Behind them are eight grills with tarps wrapped over them and a few concrete blocks stuffed with soil and popping evergreens. Steve did all of the work to make it a home. Steve is a man who cares about things -- most of all, his son. "We'd like him to call us more," says Steve Taylor, who works in commercial real estate. "Even once a day is not too much."
Taylor's parents live in the same apartment in which they raised him: a humble home of hardwood floors and French doors. The Taylors sit and gaze warmly upon their son. Steve is smiling. Betty is smiling. Frankly, these are parents any child would want. So you wonder how Leon came from them. It is understandable. But Taylor is just a glaring emblem of the male dynamic, who acted out on things most men leave to the imagination.
To his credit, Taylor does not sing the expected ghetto hymn of parental abandonment, does not see his failure as the shards of shattered home, a rap lyric as pretext for destruction. "My parents loved me," says Taylor, "and I loved them."
* * * * *
Taylor says he's been clean for over three years. He trains over a dozen people (nearly none of whom pay him) at Mendez Gym in the Chelsea section of Manhattan. By all accounts, he is always on time and on point.
"Super guy," says Tom Colicchio, of Top Chef fame, one of Taylor's paying customers. "I tore my ACL a while ago, and when I was ready to spar again I was told to enter the ring with Leon. I thought they were joking. Everyone knows what a legend he is." Colicchio laughed at the memory.
"I think I hit him once. You know you've done something special when you hit him."

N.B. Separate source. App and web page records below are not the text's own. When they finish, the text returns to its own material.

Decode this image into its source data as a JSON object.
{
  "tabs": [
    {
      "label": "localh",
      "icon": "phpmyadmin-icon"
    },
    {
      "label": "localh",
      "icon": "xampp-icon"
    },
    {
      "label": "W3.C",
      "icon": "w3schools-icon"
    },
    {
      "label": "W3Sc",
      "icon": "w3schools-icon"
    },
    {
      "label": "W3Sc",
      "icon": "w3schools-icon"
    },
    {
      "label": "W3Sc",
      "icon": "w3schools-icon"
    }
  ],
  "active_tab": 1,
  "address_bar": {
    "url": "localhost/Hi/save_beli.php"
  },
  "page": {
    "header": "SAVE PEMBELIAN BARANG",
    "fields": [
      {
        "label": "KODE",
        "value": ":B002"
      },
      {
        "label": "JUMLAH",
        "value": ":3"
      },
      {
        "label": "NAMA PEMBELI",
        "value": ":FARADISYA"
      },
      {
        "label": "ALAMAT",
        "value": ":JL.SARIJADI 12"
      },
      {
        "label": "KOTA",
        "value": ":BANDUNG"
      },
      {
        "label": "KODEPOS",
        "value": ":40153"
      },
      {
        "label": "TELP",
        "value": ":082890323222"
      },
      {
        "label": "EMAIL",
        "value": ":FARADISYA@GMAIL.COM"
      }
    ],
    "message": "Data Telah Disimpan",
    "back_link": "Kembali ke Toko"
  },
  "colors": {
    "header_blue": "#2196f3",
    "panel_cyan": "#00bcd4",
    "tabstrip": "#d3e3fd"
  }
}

Taylor works at Mendez from 6 a.m. to 9 a.m., and then jumps on a bus from Port Authority to New Jersey to train other fighters. No more "vacations" for Cat. "He calls himself 'Cat' now because he said he's crawling back to the good life," says Betty Taylor. Leon recently trained heavyweight hopeful Adam Kownacki, but the relationship died in the thorny portal of boxing politics. Whenever a fighter falls, even for five seconds and still wins the fight, the unrenowned trainer is the first to get the hook. If your name isn't Angelo Dundee or Emmanuel Steward, your job security hangs on the elastic moods of management.
On this June afternoon, Leon Taylor presides ringside, his swollen elbows folded on the edge of the sky blue canvas. He springs up when he disapproves of his fighter's approach, his hoarse baritone drowning the room.
You must sit still in a gym to absorb its rhythms. Its inhabitants are very territorial, if not provincial. You will not find one person in one gym who compliments another. "I don't like Gleason's," they will say, without giving a valid reason.
Envy? Maybe. Mendez has all the bona fides of a boxing gym. Six heavy bags hang like sausage from rusty chains, the walls lathered with pictures and posters, and the requisite hangnails of vanilla paint dangle by the ceiling.
It is not Gleason's. It can't be. But it's home. And it's safe. And sometimes safe is best. We need Leon Taylor safe. He is the good after the bad, the American dream in retrograde, a man to be measured beyond the rigid words on a rap sheet. This Cat has more lives.